You may have probably heard about this term from the sci-fi books and comics, but like many other initially fictive technological inventions, it turns out to be more real and tangible to some extent than most of us presume. A novel Neuromancer by William Gibson popularized this interesting concept of urbanization, though it took some time for all similarly illustrated and explained figments of imagination to evolve into a plausible scheme of planning, engineering and design.
If we are to truly understand this term, we have to go back to its roots and definitions and see how our technological advancements allowed us to make these hypothetical structures into reality; so we’ll start with the main question – what does archology mean?
This is a portmanteau, a blend of the words “ecology” and “architecture”, coined by architect Paolo Soleri, which, according to Wikipedia is
“a set of architectural design principles aimed toward the design of enormous habitats (hyperstructures) of extremely high human population density. These grand structures, which are commonly referred to as "archologies," would be self-contained, contain a variety of residential and commercial facilities, minimize individual human environmental impact, and possibly be economically self-sufficient."
It may seem like an oversized vegetated hive, but it is more than just a uniformed habitat for us humans. Soleri treats this concept as if it is a living organism, which will naturally evolve, increase its complexity and it will consequently become a more compact/miniaturized system. He thinks that architecture and ecology can both bring life into a city itself. This way we will be able to regulate many problems such as urban civilization, population, pollution, energy and resource depletion, food deprivation and general quality of life. These three-dimensional cities will help us sustain our culture and environment for the better, so it is only a matter of time before we take this next step necessary for the evolution of mankind.
So, archology is actually making megalopolises implode and become dense and complex. Instead of spreading all over the earth’s surface, modern cities will conquer heights. Each and every hub will host life, work, education, culture and leisure, while the countryside will be at the fingertips of every citizen residing in such grand structures. This compactness will provide us with more farming land and a chance to preserve nature accordingly, while the need for vehicles will drastically diminish. That is why pedestrians will be the sole rulers of the urban “streets” and distances will be measured in minutes, not hours.
The more a city spreads, the more adverse effects like over-consumption, segregation, waste, pollution and ecological degradation can ensue. Therefore, we must always consider and plan future developments in the area, where each upgrade or expanse should coincide with the principles of archology. This imperative can be referred to as the Urban Effect.

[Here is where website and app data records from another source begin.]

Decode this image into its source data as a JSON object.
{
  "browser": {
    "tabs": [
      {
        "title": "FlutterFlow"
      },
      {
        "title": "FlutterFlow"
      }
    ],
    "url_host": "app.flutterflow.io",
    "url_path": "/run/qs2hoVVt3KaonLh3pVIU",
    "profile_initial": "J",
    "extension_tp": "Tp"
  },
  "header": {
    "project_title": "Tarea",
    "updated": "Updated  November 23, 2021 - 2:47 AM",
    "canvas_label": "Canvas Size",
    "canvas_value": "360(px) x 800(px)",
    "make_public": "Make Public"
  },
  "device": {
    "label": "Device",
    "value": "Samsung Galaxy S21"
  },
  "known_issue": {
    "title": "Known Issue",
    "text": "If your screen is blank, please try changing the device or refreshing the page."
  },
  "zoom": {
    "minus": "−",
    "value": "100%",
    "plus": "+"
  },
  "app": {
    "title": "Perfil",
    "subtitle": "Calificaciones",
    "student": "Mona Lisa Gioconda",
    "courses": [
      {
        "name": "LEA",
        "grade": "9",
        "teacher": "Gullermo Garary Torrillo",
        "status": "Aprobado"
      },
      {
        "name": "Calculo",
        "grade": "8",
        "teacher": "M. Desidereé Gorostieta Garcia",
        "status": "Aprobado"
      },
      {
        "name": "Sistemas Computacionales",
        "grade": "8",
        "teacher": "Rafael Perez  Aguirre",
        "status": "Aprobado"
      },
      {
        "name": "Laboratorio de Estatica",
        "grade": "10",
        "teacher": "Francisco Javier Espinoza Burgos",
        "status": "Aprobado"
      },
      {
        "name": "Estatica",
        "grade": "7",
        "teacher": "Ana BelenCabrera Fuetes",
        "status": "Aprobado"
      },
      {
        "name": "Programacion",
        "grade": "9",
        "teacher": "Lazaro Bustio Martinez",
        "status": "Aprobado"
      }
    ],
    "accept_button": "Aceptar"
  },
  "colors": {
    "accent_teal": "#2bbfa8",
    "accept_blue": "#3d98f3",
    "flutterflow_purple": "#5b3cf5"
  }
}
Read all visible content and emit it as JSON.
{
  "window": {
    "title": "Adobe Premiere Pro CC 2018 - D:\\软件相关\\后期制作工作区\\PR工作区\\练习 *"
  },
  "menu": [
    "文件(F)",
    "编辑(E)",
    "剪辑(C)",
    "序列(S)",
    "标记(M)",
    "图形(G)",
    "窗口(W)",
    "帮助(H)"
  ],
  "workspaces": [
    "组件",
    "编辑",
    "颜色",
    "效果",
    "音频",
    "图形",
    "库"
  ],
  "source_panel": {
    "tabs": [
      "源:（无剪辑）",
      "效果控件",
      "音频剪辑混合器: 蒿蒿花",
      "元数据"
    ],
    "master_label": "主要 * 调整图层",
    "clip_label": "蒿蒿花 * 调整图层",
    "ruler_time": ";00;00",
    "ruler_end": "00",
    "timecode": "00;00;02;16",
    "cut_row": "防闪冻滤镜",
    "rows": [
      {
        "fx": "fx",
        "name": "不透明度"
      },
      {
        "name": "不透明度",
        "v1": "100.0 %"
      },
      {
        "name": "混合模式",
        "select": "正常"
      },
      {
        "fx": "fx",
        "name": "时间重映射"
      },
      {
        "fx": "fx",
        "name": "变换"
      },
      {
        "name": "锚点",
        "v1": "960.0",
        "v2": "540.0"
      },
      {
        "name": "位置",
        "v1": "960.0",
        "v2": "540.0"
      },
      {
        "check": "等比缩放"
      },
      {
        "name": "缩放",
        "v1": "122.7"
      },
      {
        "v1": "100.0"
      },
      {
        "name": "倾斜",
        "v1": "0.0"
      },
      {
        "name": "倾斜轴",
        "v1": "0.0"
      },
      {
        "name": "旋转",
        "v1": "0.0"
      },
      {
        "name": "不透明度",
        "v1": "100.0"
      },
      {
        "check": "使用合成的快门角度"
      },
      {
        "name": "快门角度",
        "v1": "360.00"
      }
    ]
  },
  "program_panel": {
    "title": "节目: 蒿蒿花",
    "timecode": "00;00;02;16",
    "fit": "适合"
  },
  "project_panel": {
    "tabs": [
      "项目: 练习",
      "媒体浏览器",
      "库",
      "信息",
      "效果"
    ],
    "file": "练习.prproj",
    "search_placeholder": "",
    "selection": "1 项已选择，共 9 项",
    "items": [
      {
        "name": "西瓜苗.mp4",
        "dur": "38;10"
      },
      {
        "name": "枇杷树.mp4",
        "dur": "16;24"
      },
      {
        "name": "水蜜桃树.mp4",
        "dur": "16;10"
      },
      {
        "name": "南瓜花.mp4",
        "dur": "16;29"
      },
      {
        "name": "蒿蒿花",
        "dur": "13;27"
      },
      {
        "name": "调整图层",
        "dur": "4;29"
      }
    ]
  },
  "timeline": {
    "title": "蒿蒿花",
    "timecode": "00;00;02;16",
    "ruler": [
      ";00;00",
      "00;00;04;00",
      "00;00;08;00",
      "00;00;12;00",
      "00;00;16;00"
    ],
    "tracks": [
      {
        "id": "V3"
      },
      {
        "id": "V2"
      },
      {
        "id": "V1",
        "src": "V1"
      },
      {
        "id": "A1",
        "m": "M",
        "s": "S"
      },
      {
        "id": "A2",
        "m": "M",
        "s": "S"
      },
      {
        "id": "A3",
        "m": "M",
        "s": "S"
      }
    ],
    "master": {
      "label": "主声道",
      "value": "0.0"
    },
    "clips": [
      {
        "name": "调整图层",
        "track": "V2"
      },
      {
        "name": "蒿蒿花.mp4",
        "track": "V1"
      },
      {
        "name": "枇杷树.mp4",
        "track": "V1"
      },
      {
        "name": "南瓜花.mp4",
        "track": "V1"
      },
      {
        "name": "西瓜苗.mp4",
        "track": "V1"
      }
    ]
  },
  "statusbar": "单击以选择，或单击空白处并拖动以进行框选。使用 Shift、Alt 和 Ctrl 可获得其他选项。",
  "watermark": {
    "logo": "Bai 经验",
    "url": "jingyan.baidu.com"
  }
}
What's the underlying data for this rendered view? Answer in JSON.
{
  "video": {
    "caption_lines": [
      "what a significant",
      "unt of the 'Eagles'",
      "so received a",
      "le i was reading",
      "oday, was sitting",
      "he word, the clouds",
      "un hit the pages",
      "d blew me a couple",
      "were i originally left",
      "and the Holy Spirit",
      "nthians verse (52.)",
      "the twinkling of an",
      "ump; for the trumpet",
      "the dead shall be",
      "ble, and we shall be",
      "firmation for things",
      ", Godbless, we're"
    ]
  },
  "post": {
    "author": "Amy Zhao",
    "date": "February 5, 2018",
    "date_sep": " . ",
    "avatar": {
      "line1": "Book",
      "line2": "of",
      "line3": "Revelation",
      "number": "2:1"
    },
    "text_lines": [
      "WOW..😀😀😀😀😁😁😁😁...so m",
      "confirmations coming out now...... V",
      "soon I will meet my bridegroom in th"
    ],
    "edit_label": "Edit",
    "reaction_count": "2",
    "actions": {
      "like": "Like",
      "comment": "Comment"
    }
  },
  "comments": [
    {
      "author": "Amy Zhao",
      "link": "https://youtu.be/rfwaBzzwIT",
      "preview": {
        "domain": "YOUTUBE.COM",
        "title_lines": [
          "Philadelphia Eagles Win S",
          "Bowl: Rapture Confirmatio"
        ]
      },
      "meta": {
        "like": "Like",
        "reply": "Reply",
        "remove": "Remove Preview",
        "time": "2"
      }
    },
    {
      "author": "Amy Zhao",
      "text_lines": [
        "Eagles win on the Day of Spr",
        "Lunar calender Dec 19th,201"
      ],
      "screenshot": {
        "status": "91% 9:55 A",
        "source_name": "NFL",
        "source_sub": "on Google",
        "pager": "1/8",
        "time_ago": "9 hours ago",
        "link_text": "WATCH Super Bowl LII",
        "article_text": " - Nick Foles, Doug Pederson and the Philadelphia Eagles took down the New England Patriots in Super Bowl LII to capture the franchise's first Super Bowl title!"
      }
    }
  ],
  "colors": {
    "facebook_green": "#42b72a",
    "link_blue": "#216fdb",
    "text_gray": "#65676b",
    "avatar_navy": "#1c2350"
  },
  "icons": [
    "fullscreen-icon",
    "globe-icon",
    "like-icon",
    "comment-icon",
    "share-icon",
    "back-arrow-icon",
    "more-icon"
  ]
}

However, everything previously mentioned is still within the realm of theory, but we do have some grand-scaled structural precedents which all have elements of ecology weaved into the architecture:
For instance, Masdar City near Abu Dhabi, UAE, will be the first carbon-neutral city project which will host the headquarters of the International Renewable Energy Agency (IRENA) and it will also be a hub for all ‘cleantech’ companies. Crystal Island in Moscow, Russia is planned to be the largest tent-like structure (in floor space) on earth, which would “rise to 450 m, and form a breathable "second skin" and thermal buffer for the main building, shielding the interior spaces from Moscow’s weather.”
Want to grow your own farm, but you live in an urban area? Urban farm projects are becoming popular amongst people living in cities. Projects like Urban Farms Unit and Cropbox are using shipping containers as green houses! You can grow your farm in conditions that will optimize the growing process, because you have the complete control over parameters like exhaust fans, air conditioning, automatic nutrient dosage, which are controlable via smartphone app.
Finally, Ultima Tower, which is still just a hypothetical supertall skyscraper, was designed by American architect Eugene Tsui back in 1991 and it will be 2 miles tall. With all that vertical space, it is bound to be environmentally sound should we ever find a way to build it properly.
We humans are builders, and it will just be a matter of time before we start living in our Earth’s orbit and start colonizing other worlds. Still, let’s not get way ahead of ourselves at the moment, first we need to find ways to make our current cities more sustainable and green. Archology is a fantastic concept which harbours many ecological and architectural solutions, so feel free to additionally explore all of its principles and ideas. Maybe you’ll find a way to contribute to this grand-design and make more fictions into reality. Remember, future is closer than we think – everything is becoming possible.